The Judgment of Houston: Part 1

Rewind about thirty wine years to the mid-1970’s……France was king of wine and California was clamoring for credit. Then, on May 24, 1976, Harpers Wine and Spirit Weekly Magazine staged a double-blind tasting event that they called “The Great Cabernet Conundrum”.

This competition involved a head-to-head competition between top Californian Cabernets and the best French Bordeaux wines that was held in conjunction with The International Wine and Spirit Competition. Time magazine called the outcome “The Judgment of Paris” as the results sent reverberations around the wine world. Stag’s Leap Wine Cellars took the top spot and was catapulted into the upper echelons of winemaking, signifying that the California wine industry had come of age.

In this same spirit,  The Wine Society of Texas organized “The Great Texas Conundrum” as part of its 6th annual Texas’ Best Wine Competition at the Conrad Hilton School of Hotel and Restaurant Management at the University of Houston. Approximately 150 wines entered the competition from 31 Texas wineries.

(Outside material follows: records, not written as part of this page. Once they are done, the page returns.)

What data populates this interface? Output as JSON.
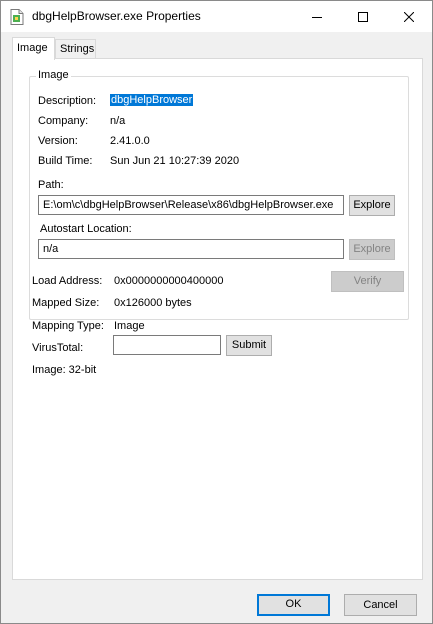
{
  "window": {
    "title": "dbgHelpBrowser.exe Properties"
  },
  "tabs": [
    {
      "label": "Image",
      "active": true
    },
    {
      "label": "Strings",
      "active": false
    }
  ],
  "image_group": {
    "legend": "Image",
    "description_label": "Description:",
    "description_value": "dbgHelpBrowser",
    "company_label": "Company:",
    "company_value": "n/a",
    "version_label": "Version:",
    "version_value": "2.41.0.0",
    "build_time_label": "Build Time:",
    "build_time_value": "Sun Jun 21 10:27:39 2020",
    "path_label": "Path:",
    "path_value": "E:\\om\\c\\dbgHelpBrowser\\Release\\x86\\dbgHelpBrowser.exe",
    "path_explore_label": "Explore",
    "autostart_label": "Autostart Location:",
    "autostart_value": "n/a",
    "autostart_explore_label": "Explore"
  },
  "details": {
    "load_address_label": "Load Address:",
    "load_address_value": "0x0000000000400000",
    "verify_label": "Verify",
    "mapped_size_label": "Mapped Size:",
    "mapped_size_value": "0x126000 bytes",
    "mapping_type_label": "Mapping Type:",
    "mapping_type_value": "Image",
    "virustotal_label": "VirusTotal:",
    "virustotal_value": "",
    "submit_label": "Submit",
    "image_bits": "Image: 32-bit"
  },
  "footer": {
    "ok_label": "OK",
    "cancel_label": "Cancel"
  },
  "colors": {
    "selection": "#0078d7",
    "dialog_bg": "#f0f0f0",
    "panel_bg": "#ffffff"
  }
}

Continue Part 1 – go to:

The Judgment of Houston: Part 2
The major conclusion of the “Judgment of Houston” was readily evident in the rankings of the top scoring wines and how the top Texas wines placed with respect to the non-Texas ringers. The judges did their job well. They correctly identified all of the non-Texas ringers to be worthy of either gold or silver medals. Furthermore, roughly thirty of the top scoring Texas wines placed competitively with these wines.

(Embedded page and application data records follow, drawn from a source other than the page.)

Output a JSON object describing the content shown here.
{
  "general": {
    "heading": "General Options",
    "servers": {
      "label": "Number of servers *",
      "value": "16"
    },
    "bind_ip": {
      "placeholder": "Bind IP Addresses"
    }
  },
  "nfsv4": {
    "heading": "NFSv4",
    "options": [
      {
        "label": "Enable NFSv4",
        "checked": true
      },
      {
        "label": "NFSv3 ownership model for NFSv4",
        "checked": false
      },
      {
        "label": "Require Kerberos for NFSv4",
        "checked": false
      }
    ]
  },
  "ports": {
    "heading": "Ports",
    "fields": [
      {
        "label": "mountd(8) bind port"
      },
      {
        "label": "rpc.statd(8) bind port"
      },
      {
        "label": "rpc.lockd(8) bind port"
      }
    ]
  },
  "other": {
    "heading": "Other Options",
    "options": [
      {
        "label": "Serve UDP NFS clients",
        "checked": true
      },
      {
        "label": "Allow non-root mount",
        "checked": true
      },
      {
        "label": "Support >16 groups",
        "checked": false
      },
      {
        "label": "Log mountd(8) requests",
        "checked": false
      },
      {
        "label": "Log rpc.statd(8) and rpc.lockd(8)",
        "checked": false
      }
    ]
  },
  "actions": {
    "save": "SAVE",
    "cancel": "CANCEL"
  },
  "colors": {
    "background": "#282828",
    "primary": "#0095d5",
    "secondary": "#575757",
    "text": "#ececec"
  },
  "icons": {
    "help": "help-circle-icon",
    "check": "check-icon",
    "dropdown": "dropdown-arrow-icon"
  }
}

Only one of the ringers outscored all of the Texas wines, this was the acknowledged “Wow-Wine” – Kim Crawford Marlborough Sauvignon Blanc with its intense grapefruit kick and citrus tones. Ten out of the next eleven positions were occupied by gold medal Texas wines.

The following twenty Texas wines were intermixed with the well known ringers. This shows that a good selection of Texas’ best wines have the quality to compare favorably with perennial favorites like California’s Kenwood and Chateau Souverain, and noteworthy value wines from Washington’s Columbia Crest and Australia’s Yellowtail.

Most astounding in the results was the diversity of grape varietals and winemaking styles that the gold medal winning Texas wines represented: Five were Bordeaux-style wines based on Cabernet or Merlot, one dry rosé, one Sauvignon Blanc, and three sweet wines made from Muscat and Chenin Blanc.

Continue Part 2 – go to:

The Judgment of Houston: Part 3
In early May, a post competition taste-off of the top ten scoring Texas wines was held at the Grand Wine & Food Affair in Fort Bend County Texas. This was a winner-take-all public event where the attendees tasted and voted for their single favorite wine out of the top ten scoring wines competition. The winner was Becker Claret, Le Trios Dames. This was the same wine that tied in the scoring with Chateau Gruaud Larose, one of the top selling restaurant red Bordeaux wines.

There were also many other interesting insights into the state of Texas wines that where highlighted by this competition friendly yet competitive event.

One aspect that is particularly exciting was the high scores for many new Texas wineries. This included the 11th ranked Zin Valley Vineyards near El Paso for their Rising Star Zinfandel.

Driftwood Vineyards also placed well with their Longhorn Red, a blend of Sangiovese and Cabernet, and a floral, semi-sweet estate produced Muscat Canelli.

San Martino Winery received two silver medals for collaborations with Newsom Vineyard for their single vineyard designated Cabernet and Reserve Cabernet.

Continue Part 3 – go to:

That day in 2004, Texas wines had a good showing on a world wine stage. In Dallas two weeks ago, Texas wines also had a good showing with wine writers, bloggers and aficionados from around the USA. Texans can be assured that their wines are mostly good to excellent. To be honest, there are still some Texas wineries that have not yet gotten on a quality program; but they will fall by the wayside if they don’t change….survival of the fittest will take over. One problem is that many Texas wines are in limited production and consequently a tad expense. However, this will change over time as production increases and wines get into greater distribution both within the state and in export from Texas. In the meantime, enjoy Texas wine from quality producers, let your local wine shops and restaurants know which ones you drink and enjoy. This will help grow the market for the better Texas wineries that really deserve the business.

Related Posts Plugin for WordPress, Blogger...

Be the first to comment

Leave a Reply

Your email address will not be published.